Freud’s Last Session holds to this premise, with these two twentieth century intellectuals undergoing a mutual psychotherapy session while also sparring about sex, g/God, joy and pain on the eve of WWII. St Germain’s script is primarily focused on the heady philosophy at hand, and while there is some sparky dialogue, the play seems largely restricted by its premise. The idea comes from Dr Armand M Nicholi, a Harvard professor, who taught a course for over twenty years comparing both men’s ideological stances, which then became a book called The Question of God.
So comes St Germain, who concots a rather lightweight device to orchestrate their fictional skirmish “” indeed SÃ©an Browne’s Lewis repeatedly asks, ‘Why have you invited me over?’. Their relationship moves quickly because the conceit requires it, and though both Julian Bird as Freud and Browne work hard to create identifying characteristics of these historical figures, the connection between them feels thin.

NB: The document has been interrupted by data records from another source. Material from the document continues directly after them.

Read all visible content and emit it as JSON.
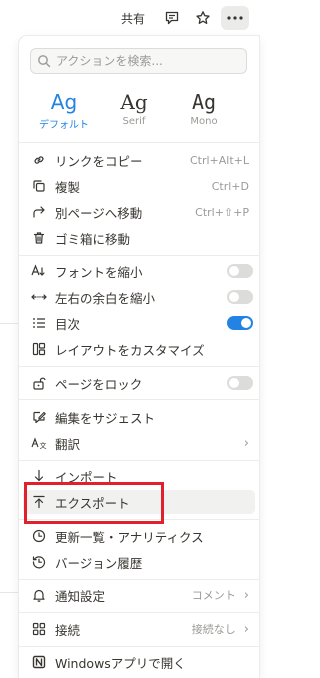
{
  "topbar": {
    "share_label": "共有"
  },
  "search": {
    "placeholder": "アクションを検索..."
  },
  "fonts": [
    {
      "sample": "Ag",
      "name": "デフォルト",
      "selected": true
    },
    {
      "sample": "Ag",
      "name": "Serif",
      "selected": false
    },
    {
      "sample": "Ag",
      "name": "Mono",
      "selected": false
    }
  ],
  "menu": {
    "copy_link": {
      "label": "リンクをコピー",
      "shortcut": "Ctrl+Alt+L"
    },
    "duplicate": {
      "label": "複製",
      "shortcut": "Ctrl+D"
    },
    "move_to": {
      "label": "別ページへ移動",
      "shortcut": "Ctrl+⇧+P"
    },
    "trash": {
      "label": "ゴミ箱に移動"
    },
    "small_text": {
      "label": "フォントを縮小",
      "enabled": false
    },
    "full_width": {
      "label": "左右の余白を縮小",
      "enabled": false
    },
    "toc": {
      "label": "目次",
      "enabled": true
    },
    "customize_layout": {
      "label": "レイアウトをカスタマイズ"
    },
    "lock_page": {
      "label": "ページをロック",
      "enabled": false
    },
    "suggest_edits": {
      "label": "編集をサジェスト"
    },
    "translate": {
      "label": "翻訳"
    },
    "import": {
      "label": "インポート"
    },
    "export": {
      "label": "エクスポート"
    },
    "updates": {
      "label": "更新一覧・アナリティクス"
    },
    "version_history": {
      "label": "バージョン履歴"
    },
    "notifications": {
      "label": "通知設定",
      "value": "コメント"
    },
    "connections": {
      "label": "接続",
      "value": "接続なし"
    },
    "open_in_app": {
      "label": "Windowsアプリで開く"
    }
  }
}
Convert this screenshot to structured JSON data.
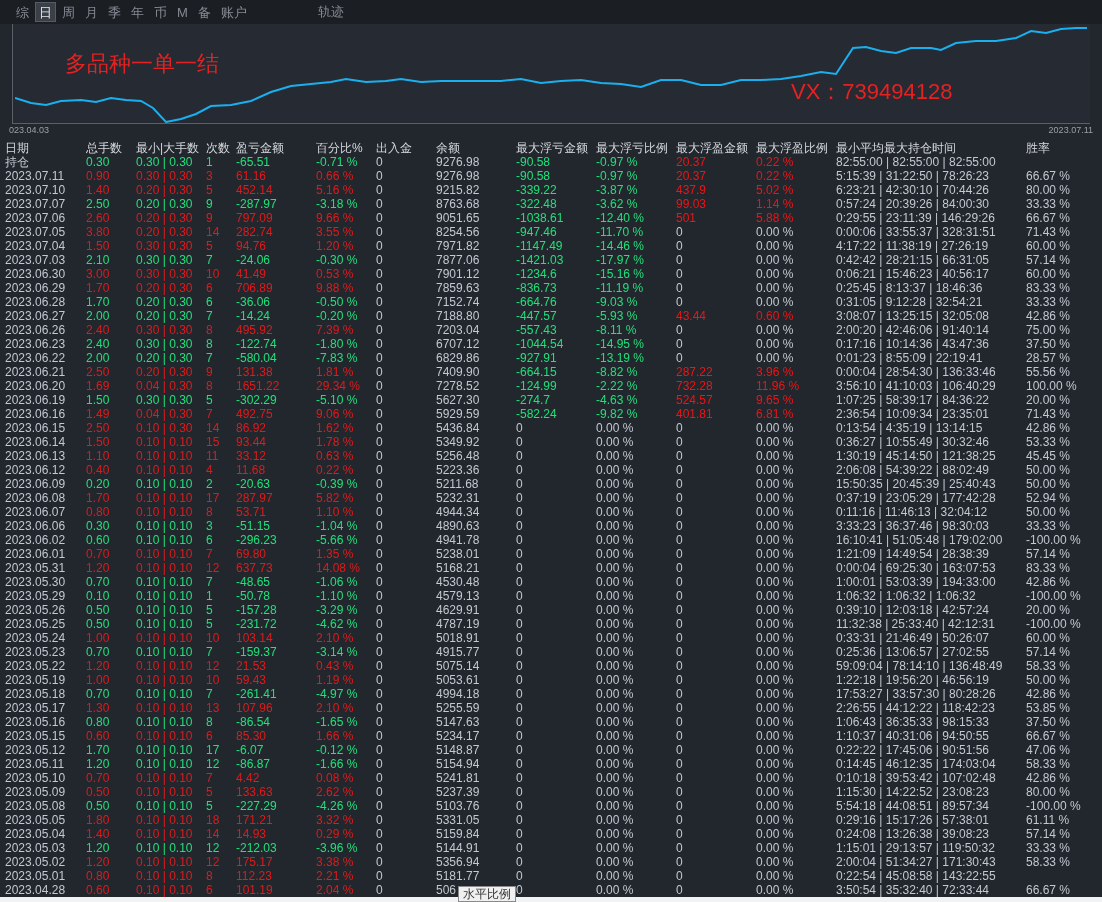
{
  "tabs": [
    {
      "label": "综",
      "selected": false
    },
    {
      "label": "日",
      "selected": true
    },
    {
      "label": "周",
      "selected": false
    },
    {
      "label": "月",
      "selected": false
    },
    {
      "label": "季",
      "selected": false
    },
    {
      "label": "年",
      "selected": false
    },
    {
      "label": "币",
      "selected": false
    },
    {
      "label": "M",
      "selected": false
    },
    {
      "label": "备",
      "selected": false
    },
    {
      "label": "账户",
      "selected": false
    }
  ],
  "track_label": "轨迹",
  "chart": {
    "annotations": [
      "多品种一单一结",
      "VX：739494128"
    ],
    "start_date": "023.04.03",
    "end_date": "2023.07.11"
  },
  "table": {
    "columns": [
      "日期",
      "总手数",
      "最小|大手数",
      "次数",
      "盈亏金额",
      "百分比%",
      "出入金",
      "余额",
      "最大浮亏金额",
      "最大浮亏比例",
      "最大浮盈金额",
      "最大浮盈比例",
      "最小平均最大持仓时间",
      "胜率"
    ],
    "rows": [
      {
        "cells": [
          "持仓",
          "0.30",
          "0.30 | 0.30",
          "1",
          "-65.51",
          "-0.71 %",
          "0",
          "9276.98",
          "-90.58",
          "-0.97 %",
          "20.37",
          "0.22 %",
          "82:55:00 | 82:55:00 | 82:55:00"
        ],
        "profit": false,
        "float_loss_marked": true,
        "float_profit_marked": true
      },
      {
        "cells": [
          "2023.07.11",
          "0.90",
          "0.30 | 0.30",
          "3",
          "61.16",
          "0.66 %",
          "0",
          "9276.98",
          "-90.58",
          "-0.97 %",
          "20.37",
          "0.22 %",
          "5:15:39 | 31:22:50 | 78:26:23",
          "66.67 %"
        ],
        "profit": true,
        "float_loss_marked": true,
        "float_profit_marked": true
      },
      {
        "cells": [
          "2023.07.10",
          "1.40",
          "0.20 | 0.30",
          "5",
          "452.14",
          "5.16 %",
          "0",
          "9215.82",
          "-339.22",
          "-3.87 %",
          "437.9",
          "5.02 %",
          "6:23:21 | 42:30:10 | 70:44:26",
          "80.00 %"
        ],
        "profit": true,
        "float_loss_marked": true,
        "float_profit_marked": true
      },
      {
        "cells": [
          "2023.07.07",
          "2.50",
          "0.20 | 0.30",
          "9",
          "-287.97",
          "-3.18 %",
          "0",
          "8763.68",
          "-322.48",
          "-3.62 %",
          "99.03",
          "1.14 %",
          "0:57:24 | 20:39:26 | 84:00:30",
          "33.33 %"
        ],
        "profit": false,
        "float_loss_marked": true,
        "float_profit_marked": true
      },
      {
        "cells": [
          "2023.07.06",
          "2.60",
          "0.20 | 0.30",
          "9",
          "797.09",
          "9.66 %",
          "0",
          "9051.65",
          "-1038.61",
          "-12.40 %",
          "501",
          "5.88 %",
          "0:29:55 | 23:11:39 | 146:29:26",
          "66.67 %"
        ],
        "profit": true,
        "float_loss_marked": true,
        "float_profit_marked": true
      },
      {
        "cells": [
          "2023.07.05",
          "3.80",
          "0.20 | 0.30",
          "14",
          "282.74",
          "3.55 %",
          "0",
          "8254.56",
          "-947.46",
          "-11.70 %",
          "0",
          "0.00 %",
          "0:00:06 | 33:55:37 | 328:31:51",
          "71.43 %"
        ],
        "profit": true,
        "float_loss_marked": true,
        "float_profit_marked": false
      },
      {
        "cells": [
          "2023.07.04",
          "1.50",
          "0.30 | 0.30",
          "5",
          "94.76",
          "1.20 %",
          "0",
          "7971.82",
          "-1147.49",
          "-14.46 %",
          "0",
          "0.00 %",
          "4:17:22 | 11:38:19 | 27:26:19",
          "60.00 %"
        ],
        "profit": true,
        "float_loss_marked": true,
        "float_profit_marked": false
      },
      {
        "cells": [
          "2023.07.03",
          "2.10",
          "0.30 | 0.30",
          "7",
          "-24.06",
          "-0.30 %",
          "0",
          "7877.06",
          "-1421.03",
          "-17.97 %",
          "0",
          "0.00 %",
          "0:42:42 | 28:21:15 | 66:31:05",
          "57.14 %"
        ],
        "profit": false,
        "float_loss_marked": true,
        "float_profit_marked": false
      },
      {
        "cells": [
          "2023.06.30",
          "3.00",
          "0.30 | 0.30",
          "10",
          "41.49",
          "0.53 %",
          "0",
          "7901.12",
          "-1234.6",
          "-15.16 %",
          "0",
          "0.00 %",
          "0:06:21 | 15:46:23 | 40:56:17",
          "60.00 %"
        ],
        "profit": true,
        "float_loss_marked": true,
        "float_profit_marked": false
      },
      {
        "cells": [
          "2023.06.29",
          "1.70",
          "0.20 | 0.30",
          "6",
          "706.89",
          "9.88 %",
          "0",
          "7859.63",
          "-836.73",
          "-11.19 %",
          "0",
          "0.00 %",
          "0:25:45 | 8:13:37 | 18:46:36",
          "83.33 %"
        ],
        "profit": true,
        "float_loss_marked": true,
        "float_profit_marked": false
      },
      {
        "cells": [
          "2023.06.28",
          "1.70",
          "0.20 | 0.30",
          "6",
          "-36.06",
          "-0.50 %",
          "0",
          "7152.74",
          "-664.76",
          "-9.03 %",
          "0",
          "0.00 %",
          "0:31:05 | 9:12:28 | 32:54:21",
          "33.33 %"
        ],
        "profit": false,
        "float_loss_marked": true,
        "float_profit_marked": false
      },
      {
        "cells": [
          "2023.06.27",
          "2.00",
          "0.20 | 0.30",
          "7",
          "-14.24",
          "-0.20 %",
          "0",
          "7188.80",
          "-447.57",
          "-5.93 %",
          "43.44",
          "0.60 %",
          "3:08:07 | 13:25:15 | 32:05:08",
          "42.86 %"
        ],
        "profit": false,
        "float_loss_marked": true,
        "float_profit_marked": true
      },
      {
        "cells": [
          "2023.06.26",
          "2.40",
          "0.30 | 0.30",
          "8",
          "495.92",
          "7.39 %",
          "0",
          "7203.04",
          "-557.43",
          "-8.11 %",
          "0",
          "0.00 %",
          "2:00:20 | 42:46:06 | 91:40:14",
          "75.00 %"
        ],
        "profit": true,
        "float_loss_marked": true,
        "float_profit_marked": false
      },
      {
        "cells": [
          "2023.06.23",
          "2.40",
          "0.30 | 0.30",
          "8",
          "-122.74",
          "-1.80 %",
          "0",
          "6707.12",
          "-1044.54",
          "-14.95 %",
          "0",
          "0.00 %",
          "0:17:16 | 10:14:36 | 43:47:36",
          "37.50 %"
        ],
        "profit": false,
        "float_loss_marked": true,
        "float_profit_marked": false
      },
      {
        "cells": [
          "2023.06.22",
          "2.00",
          "0.20 | 0.30",
          "7",
          "-580.04",
          "-7.83 %",
          "0",
          "6829.86",
          "-927.91",
          "-13.19 %",
          "0",
          "0.00 %",
          "0:01:23 | 8:55:09 | 22:19:41",
          "28.57 %"
        ],
        "profit": false,
        "float_loss_marked": true,
        "float_profit_marked": false
      },
      {
        "cells": [
          "2023.06.21",
          "2.50",
          "0.20 | 0.30",
          "9",
          "131.38",
          "1.81 %",
          "0",
          "7409.90",
          "-664.15",
          "-8.82 %",
          "287.22",
          "3.96 %",
          "0:00:04 | 28:54:30 | 136:33:46",
          "55.56 %"
        ],
        "profit": true,
        "float_loss_marked": true,
        "float_profit_marked": true
      },
      {
        "cells": [
          "2023.06.20",
          "1.69",
          "0.04 | 0.30",
          "8",
          "1651.22",
          "29.34 %",
          "0",
          "7278.52",
          "-124.99",
          "-2.22 %",
          "732.28",
          "11.96 %",
          "3:56:10 | 41:10:03 | 106:40:29",
          "100.00 %"
        ],
        "profit": true,
        "float_loss_marked": true,
        "float_profit_marked": true
      },
      {
        "cells": [
          "2023.06.19",
          "1.50",
          "0.30 | 0.30",
          "5",
          "-302.29",
          "-5.10 %",
          "0",
          "5627.30",
          "-274.7",
          "-4.63 %",
          "524.57",
          "9.65 %",
          "1:07:25 | 58:39:17 | 84:36:22",
          "20.00 %"
        ],
        "profit": false,
        "float_loss_marked": true,
        "float_profit_marked": true
      },
      {
        "cells": [
          "2023.06.16",
          "1.49",
          "0.04 | 0.30",
          "7",
          "492.75",
          "9.06 %",
          "0",
          "5929.59",
          "-582.24",
          "-9.82 %",
          "401.81",
          "6.81 %",
          "2:36:54 | 10:09:34 | 23:35:01",
          "71.43 %"
        ],
        "profit": true,
        "float_loss_marked": true,
        "float_profit_marked": true
      },
      {
        "cells": [
          "2023.06.15",
          "2.50",
          "0.10 | 0.30",
          "14",
          "86.92",
          "1.62 %",
          "0",
          "5436.84",
          "0",
          "0.00 %",
          "0",
          "0.00 %",
          "0:13:54 | 4:35:19 | 13:14:15",
          "42.86 %"
        ],
        "profit": true,
        "float_loss_marked": false,
        "float_profit_marked": false
      },
      {
        "cells": [
          "2023.06.14",
          "1.50",
          "0.10 | 0.10",
          "15",
          "93.44",
          "1.78 %",
          "0",
          "5349.92",
          "0",
          "0.00 %",
          "0",
          "0.00 %",
          "0:36:27 | 10:55:49 | 30:32:46",
          "53.33 %"
        ],
        "profit": true,
        "float_loss_marked": false,
        "float_profit_marked": false
      },
      {
        "cells": [
          "2023.06.13",
          "1.10",
          "0.10 | 0.10",
          "11",
          "33.12",
          "0.63 %",
          "0",
          "5256.48",
          "0",
          "0.00 %",
          "0",
          "0.00 %",
          "1:30:19 | 45:14:50 | 121:38:25",
          "45.45 %"
        ],
        "profit": true,
        "float_loss_marked": false,
        "float_profit_marked": false
      },
      {
        "cells": [
          "2023.06.12",
          "0.40",
          "0.10 | 0.10",
          "4",
          "11.68",
          "0.22 %",
          "0",
          "5223.36",
          "0",
          "0.00 %",
          "0",
          "0.00 %",
          "2:06:08 | 54:39:22 | 88:02:49",
          "50.00 %"
        ],
        "profit": true,
        "float_loss_marked": false,
        "float_profit_marked": false
      },
      {
        "cells": [
          "2023.06.09",
          "0.20",
          "0.10 | 0.10",
          "2",
          "-20.63",
          "-0.39 %",
          "0",
          "5211.68",
          "0",
          "0.00 %",
          "0",
          "0.00 %",
          "15:50:35 | 20:45:39 | 25:40:43",
          "50.00 %"
        ],
        "profit": false,
        "float_loss_marked": false,
        "float_profit_marked": false
      },
      {
        "cells": [
          "2023.06.08",
          "1.70",
          "0.10 | 0.10",
          "17",
          "287.97",
          "5.82 %",
          "0",
          "5232.31",
          "0",
          "0.00 %",
          "0",
          "0.00 %",
          "0:37:19 | 23:05:29 | 177:42:28",
          "52.94 %"
        ],
        "profit": true,
        "float_loss_marked": false,
        "float_profit_marked": false
      },
      {
        "cells": [
          "2023.06.07",
          "0.80",
          "0.10 | 0.10",
          "8",
          "53.71",
          "1.10 %",
          "0",
          "4944.34",
          "0",
          "0.00 %",
          "0",
          "0.00 %",
          "0:11:16 | 11:46:13 | 32:04:12",
          "50.00 %"
        ],
        "profit": true,
        "float_loss_marked": false,
        "float_profit_marked": false
      },
      {
        "cells": [
          "2023.06.06",
          "0.30",
          "0.10 | 0.10",
          "3",
          "-51.15",
          "-1.04 %",
          "0",
          "4890.63",
          "0",
          "0.00 %",
          "0",
          "0.00 %",
          "3:33:23 | 36:37:46 | 98:30:03",
          "33.33 %"
        ],
        "profit": false,
        "float_loss_marked": false,
        "float_profit_marked": false
      },
      {
        "cells": [
          "2023.06.02",
          "0.60",
          "0.10 | 0.10",
          "6",
          "-296.23",
          "-5.66 %",
          "0",
          "4941.78",
          "0",
          "0.00 %",
          "0",
          "0.00 %",
          "16:10:41 | 51:05:48 | 179:02:00",
          "-100.00 %"
        ],
        "profit": false,
        "float_loss_marked": false,
        "float_profit_marked": false
      },
      {
        "cells": [
          "2023.06.01",
          "0.70",
          "0.10 | 0.10",
          "7",
          "69.80",
          "1.35 %",
          "0",
          "5238.01",
          "0",
          "0.00 %",
          "0",
          "0.00 %",
          "1:21:09 | 14:49:54 | 28:38:39",
          "57.14 %"
        ],
        "profit": true,
        "float_loss_marked": false,
        "float_profit_marked": false
      },
      {
        "cells": [
          "2023.05.31",
          "1.20",
          "0.10 | 0.10",
          "12",
          "637.73",
          "14.08 %",
          "0",
          "5168.21",
          "0",
          "0.00 %",
          "0",
          "0.00 %",
          "0:00:04 | 69:25:30 | 163:07:53",
          "83.33 %"
        ],
        "profit": true,
        "float_loss_marked": false,
        "float_profit_marked": false
      },
      {
        "cells": [
          "2023.05.30",
          "0.70",
          "0.10 | 0.10",
          "7",
          "-48.65",
          "-1.06 %",
          "0",
          "4530.48",
          "0",
          "0.00 %",
          "0",
          "0.00 %",
          "1:00:01 | 53:03:39 | 194:33:00",
          "42.86 %"
        ],
        "profit": false,
        "float_loss_marked": false,
        "float_profit_marked": false
      },
      {
        "cells": [
          "2023.05.29",
          "0.10",
          "0.10 | 0.10",
          "1",
          "-50.78",
          "-1.10 %",
          "0",
          "4579.13",
          "0",
          "0.00 %",
          "0",
          "0.00 %",
          "1:06:32 | 1:06:32 | 1:06:32",
          "-100.00 %"
        ],
        "profit": false,
        "float_loss_marked": false,
        "float_profit_marked": false
      },
      {
        "cells": [
          "2023.05.26",
          "0.50",
          "0.10 | 0.10",
          "5",
          "-157.28",
          "-3.29 %",
          "0",
          "4629.91",
          "0",
          "0.00 %",
          "0",
          "0.00 %",
          "0:39:10 | 12:03:18 | 42:57:24",
          "20.00 %"
        ],
        "profit": false,
        "float_loss_marked": false,
        "float_profit_marked": false
      },
      {
        "cells": [
          "2023.05.25",
          "0.50",
          "0.10 | 0.10",
          "5",
          "-231.72",
          "-4.62 %",
          "0",
          "4787.19",
          "0",
          "0.00 %",
          "0",
          "0.00 %",
          "11:32:38 | 25:33:40 | 42:12:31",
          "-100.00 %"
        ],
        "profit": false,
        "float_loss_marked": false,
        "float_profit_marked": false
      },
      {
        "cells": [
          "2023.05.24",
          "1.00",
          "0.10 | 0.10",
          "10",
          "103.14",
          "2.10 %",
          "0",
          "5018.91",
          "0",
          "0.00 %",
          "0",
          "0.00 %",
          "0:33:31 | 21:46:49 | 50:26:07",
          "60.00 %"
        ],
        "profit": true,
        "float_loss_marked": false,
        "float_profit_marked": false
      },
      {
        "cells": [
          "2023.05.23",
          "0.70",
          "0.10 | 0.10",
          "7",
          "-159.37",
          "-3.14 %",
          "0",
          "4915.77",
          "0",
          "0.00 %",
          "0",
          "0.00 %",
          "0:25:36 | 13:06:57 | 27:02:55",
          "57.14 %"
        ],
        "profit": false,
        "float_loss_marked": false,
        "float_profit_marked": false
      },
      {
        "cells": [
          "2023.05.22",
          "1.20",
          "0.10 | 0.10",
          "12",
          "21.53",
          "0.43 %",
          "0",
          "5075.14",
          "0",
          "0.00 %",
          "0",
          "0.00 %",
          "59:09:04 | 78:14:10 | 136:48:49",
          "58.33 %"
        ],
        "profit": true,
        "float_loss_marked": false,
        "float_profit_marked": false
      },
      {
        "cells": [
          "2023.05.19",
          "1.00",
          "0.10 | 0.10",
          "10",
          "59.43",
          "1.19 %",
          "0",
          "5053.61",
          "0",
          "0.00 %",
          "0",
          "0.00 %",
          "1:22:18 | 19:56:20 | 46:56:19",
          "50.00 %"
        ],
        "profit": true,
        "float_loss_marked": false,
        "float_profit_marked": false
      },
      {
        "cells": [
          "2023.05.18",
          "0.70",
          "0.10 | 0.10",
          "7",
          "-261.41",
          "-4.97 %",
          "0",
          "4994.18",
          "0",
          "0.00 %",
          "0",
          "0.00 %",
          "17:53:27 | 33:57:30 | 80:28:26",
          "42.86 %"
        ],
        "profit": false,
        "float_loss_marked": false,
        "float_profit_marked": false
      },
      {
        "cells": [
          "2023.05.17",
          "1.30",
          "0.10 | 0.10",
          "13",
          "107.96",
          "2.10 %",
          "0",
          "5255.59",
          "0",
          "0.00 %",
          "0",
          "0.00 %",
          "2:26:55 | 44:12:22 | 118:42:23",
          "53.85 %"
        ],
        "profit": true,
        "float_loss_marked": false,
        "float_profit_marked": false
      },
      {
        "cells": [
          "2023.05.16",
          "0.80",
          "0.10 | 0.10",
          "8",
          "-86.54",
          "-1.65 %",
          "0",
          "5147.63",
          "0",
          "0.00 %",
          "0",
          "0.00 %",
          "1:06:43 | 36:35:33 | 98:15:33",
          "37.50 %"
        ],
        "profit": false,
        "float_loss_marked": false,
        "float_profit_marked": false
      },
      {
        "cells": [
          "2023.05.15",
          "0.60",
          "0.10 | 0.10",
          "6",
          "85.30",
          "1.66 %",
          "0",
          "5234.17",
          "0",
          "0.00 %",
          "0",
          "0.00 %",
          "1:10:37 | 40:31:06 | 94:50:55",
          "66.67 %"
        ],
        "profit": true,
        "float_loss_marked": false,
        "float_profit_marked": false
      },
      {
        "cells": [
          "2023.05.12",
          "1.70",
          "0.10 | 0.10",
          "17",
          "-6.07",
          "-0.12 %",
          "0",
          "5148.87",
          "0",
          "0.00 %",
          "0",
          "0.00 %",
          "0:22:22 | 17:45:06 | 90:51:56",
          "47.06 %"
        ],
        "profit": false,
        "float_loss_marked": false,
        "float_profit_marked": false
      },
      {
        "cells": [
          "2023.05.11",
          "1.20",
          "0.10 | 0.10",
          "12",
          "-86.87",
          "-1.66 %",
          "0",
          "5154.94",
          "0",
          "0.00 %",
          "0",
          "0.00 %",
          "0:14:45 | 46:12:35 | 174:03:04",
          "58.33 %"
        ],
        "profit": false,
        "float_loss_marked": false,
        "float_profit_marked": false
      },
      {
        "cells": [
          "2023.05.10",
          "0.70",
          "0.10 | 0.10",
          "7",
          "4.42",
          "0.08 %",
          "0",
          "5241.81",
          "0",
          "0.00 %",
          "0",
          "0.00 %",
          "0:10:18 | 39:53:42 | 107:02:48",
          "42.86 %"
        ],
        "profit": true,
        "float_loss_marked": false,
        "float_profit_marked": false
      },
      {
        "cells": [
          "2023.05.09",
          "0.50",
          "0.10 | 0.10",
          "5",
          "133.63",
          "2.62 %",
          "0",
          "5237.39",
          "0",
          "0.00 %",
          "0",
          "0.00 %",
          "1:15:30 | 14:22:52 | 23:08:23",
          "80.00 %"
        ],
        "profit": true,
        "float_loss_marked": false,
        "float_profit_marked": false
      },
      {
        "cells": [
          "2023.05.08",
          "0.50",
          "0.10 | 0.10",
          "5",
          "-227.29",
          "-4.26 %",
          "0",
          "5103.76",
          "0",
          "0.00 %",
          "0",
          "0.00 %",
          "5:54:18 | 44:08:51 | 89:57:34",
          "-100.00 %"
        ],
        "profit": false,
        "float_loss_marked": false,
        "float_profit_marked": false
      },
      {
        "cells": [
          "2023.05.05",
          "1.80",
          "0.10 | 0.10",
          "18",
          "171.21",
          "3.32 %",
          "0",
          "5331.05",
          "0",
          "0.00 %",
          "0",
          "0.00 %",
          "0:29:16 | 15:17:26 | 57:38:01",
          "61.11 %"
        ],
        "profit": true,
        "float_loss_marked": false,
        "float_profit_marked": false
      },
      {
        "cells": [
          "2023.05.04",
          "1.40",
          "0.10 | 0.10",
          "14",
          "14.93",
          "0.29 %",
          "0",
          "5159.84",
          "0",
          "0.00 %",
          "0",
          "0.00 %",
          "0:24:08 | 13:26:38 | 39:08:23",
          "57.14 %"
        ],
        "profit": true,
        "float_loss_marked": false,
        "float_profit_marked": false
      },
      {
        "cells": [
          "2023.05.03",
          "1.20",
          "0.10 | 0.10",
          "12",
          "-212.03",
          "-3.96 %",
          "0",
          "5144.91",
          "0",
          "0.00 %",
          "0",
          "0.00 %",
          "1:15:01 | 29:13:57 | 119:50:32",
          "33.33 %"
        ],
        "profit": false,
        "float_loss_marked": false,
        "float_profit_marked": false
      },
      {
        "cells": [
          "2023.05.02",
          "1.20",
          "0.10 | 0.10",
          "12",
          "175.17",
          "3.38 %",
          "0",
          "5356.94",
          "0",
          "0.00 %",
          "0",
          "0.00 %",
          "2:00:04 | 51:34:27 | 171:30:43",
          "58.33 %"
        ],
        "profit": true,
        "float_loss_marked": false,
        "float_profit_marked": false
      },
      {
        "cells": [
          "2023.05.01",
          "0.80",
          "0.10 | 0.10",
          "8",
          "112.23",
          "2.21 %",
          "0",
          "5181.77",
          "0",
          "0.00 %",
          "0",
          "0.00 %",
          "0:22:54 | 45:08:58 | 143:22:55"
        ],
        "profit": true,
        "float_loss_marked": false,
        "float_profit_marked": false
      },
      {
        "cells": [
          "2023.04.28",
          "0.60",
          "0.10 | 0.10",
          "6",
          "101.19",
          "2.04 %",
          "0",
          "506",
          "0",
          "0.00 %",
          "0",
          "0.00 %",
          "3:50:54 | 35:32:40 | 72:33:44",
          "66.67 %"
        ],
        "profit": true,
        "float_loss_marked": false,
        "float_profit_marked": false
      }
    ]
  },
  "tooltip": "水平比例"
}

Amidst the rebuttals are some clever jokes which demonstrate St Germain’s knowledge of his subjects, but there are a number of moments where it feels like these essential strangers would surely prefer to part ways rather than continue clashing over Christianity, especially when they resort to name-calling. Perhaps therefore the emotional peaks seem quite steep, rendering them a touch melodramatic.
Only the troubling indicators of a brewing war interrupt their arguments. It’s clever to set the encounter, which might otherwise read as a classroom debate, amidst such an ominous and weighty time (after all, Freud himself was a refugee). But while director Peter Darney does well to pace the conversation, some snags mean the interrupting national broadcasts and air raids lag a little, leaving Bird and Browne to lose a bit of steam. Brad Caleb Lee’s eye-catching design brings into the interior of Freud’s London office that external disquiet with an evocative mural floor painting, which also gestures to the foundations on which both men ground their arguments.
And so, this rendezvous may yield some insights about Lewis and Freud and how their influential ideas on life, death, and the afterlife weigh up. But what feels missing is an understanding of why this encounter ought to be staged and not just imagined, and what bond (even amongst near strangers) has been cemented.
Freud’s Last Session is on at King’s Head Theatre till 12th February. More info here.